Material supplied START

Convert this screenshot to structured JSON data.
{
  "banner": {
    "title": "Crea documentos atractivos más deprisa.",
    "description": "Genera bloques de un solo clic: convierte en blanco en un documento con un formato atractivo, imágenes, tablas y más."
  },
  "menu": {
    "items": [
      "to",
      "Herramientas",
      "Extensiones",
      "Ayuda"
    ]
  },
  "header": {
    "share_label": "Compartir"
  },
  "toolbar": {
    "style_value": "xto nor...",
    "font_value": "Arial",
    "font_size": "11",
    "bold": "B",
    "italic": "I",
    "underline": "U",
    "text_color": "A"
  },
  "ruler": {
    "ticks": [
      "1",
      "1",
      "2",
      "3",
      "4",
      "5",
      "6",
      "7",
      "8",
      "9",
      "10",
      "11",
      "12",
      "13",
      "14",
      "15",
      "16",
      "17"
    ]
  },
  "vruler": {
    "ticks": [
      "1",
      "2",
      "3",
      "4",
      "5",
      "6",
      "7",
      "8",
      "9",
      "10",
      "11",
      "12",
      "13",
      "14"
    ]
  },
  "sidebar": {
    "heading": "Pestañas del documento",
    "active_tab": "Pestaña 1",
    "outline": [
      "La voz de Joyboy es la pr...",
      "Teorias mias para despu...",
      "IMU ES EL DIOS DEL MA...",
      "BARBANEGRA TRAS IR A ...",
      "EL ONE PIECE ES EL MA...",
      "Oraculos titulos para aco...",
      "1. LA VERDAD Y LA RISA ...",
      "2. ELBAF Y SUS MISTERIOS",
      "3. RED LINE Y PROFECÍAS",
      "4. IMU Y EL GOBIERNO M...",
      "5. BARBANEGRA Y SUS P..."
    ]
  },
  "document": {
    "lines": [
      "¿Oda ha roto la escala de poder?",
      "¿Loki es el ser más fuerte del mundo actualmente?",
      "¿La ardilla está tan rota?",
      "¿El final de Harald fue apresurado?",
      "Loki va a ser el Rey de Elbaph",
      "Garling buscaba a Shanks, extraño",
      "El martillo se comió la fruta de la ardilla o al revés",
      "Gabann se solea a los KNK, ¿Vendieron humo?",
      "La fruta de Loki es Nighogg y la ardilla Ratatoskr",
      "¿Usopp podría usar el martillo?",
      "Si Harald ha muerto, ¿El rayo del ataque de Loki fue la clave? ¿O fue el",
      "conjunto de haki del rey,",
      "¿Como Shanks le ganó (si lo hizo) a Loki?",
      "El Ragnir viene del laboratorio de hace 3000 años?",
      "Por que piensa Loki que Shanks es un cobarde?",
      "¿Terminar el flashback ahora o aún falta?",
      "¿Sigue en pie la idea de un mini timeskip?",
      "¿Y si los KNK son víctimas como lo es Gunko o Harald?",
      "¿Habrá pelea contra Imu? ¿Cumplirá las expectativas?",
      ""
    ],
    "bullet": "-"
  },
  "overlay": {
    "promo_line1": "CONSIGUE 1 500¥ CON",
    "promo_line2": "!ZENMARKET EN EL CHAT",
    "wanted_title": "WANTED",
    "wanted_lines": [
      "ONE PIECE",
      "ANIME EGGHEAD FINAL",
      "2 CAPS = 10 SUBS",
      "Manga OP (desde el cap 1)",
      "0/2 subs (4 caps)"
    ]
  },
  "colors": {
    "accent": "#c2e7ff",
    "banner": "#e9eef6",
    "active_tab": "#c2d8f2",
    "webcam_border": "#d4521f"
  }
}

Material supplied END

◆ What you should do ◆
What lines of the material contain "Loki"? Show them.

◆ Solution to the problem ◆
      "¿Loki es el ser más fuerte del mundo actualmente?",
      "Loki va a ser el Rey de Elbaph",
      "La fruta de Loki es Nighogg y la ardilla Ratatoskr",
      "Si Harald ha muerto, ¿El rayo del ataque de Loki fue la clave? ¿O fue el",
      "¿Como Shanks le ganó (si lo hizo) a Loki?",
      "Por que piensa Loki que Shanks es un cobarde?",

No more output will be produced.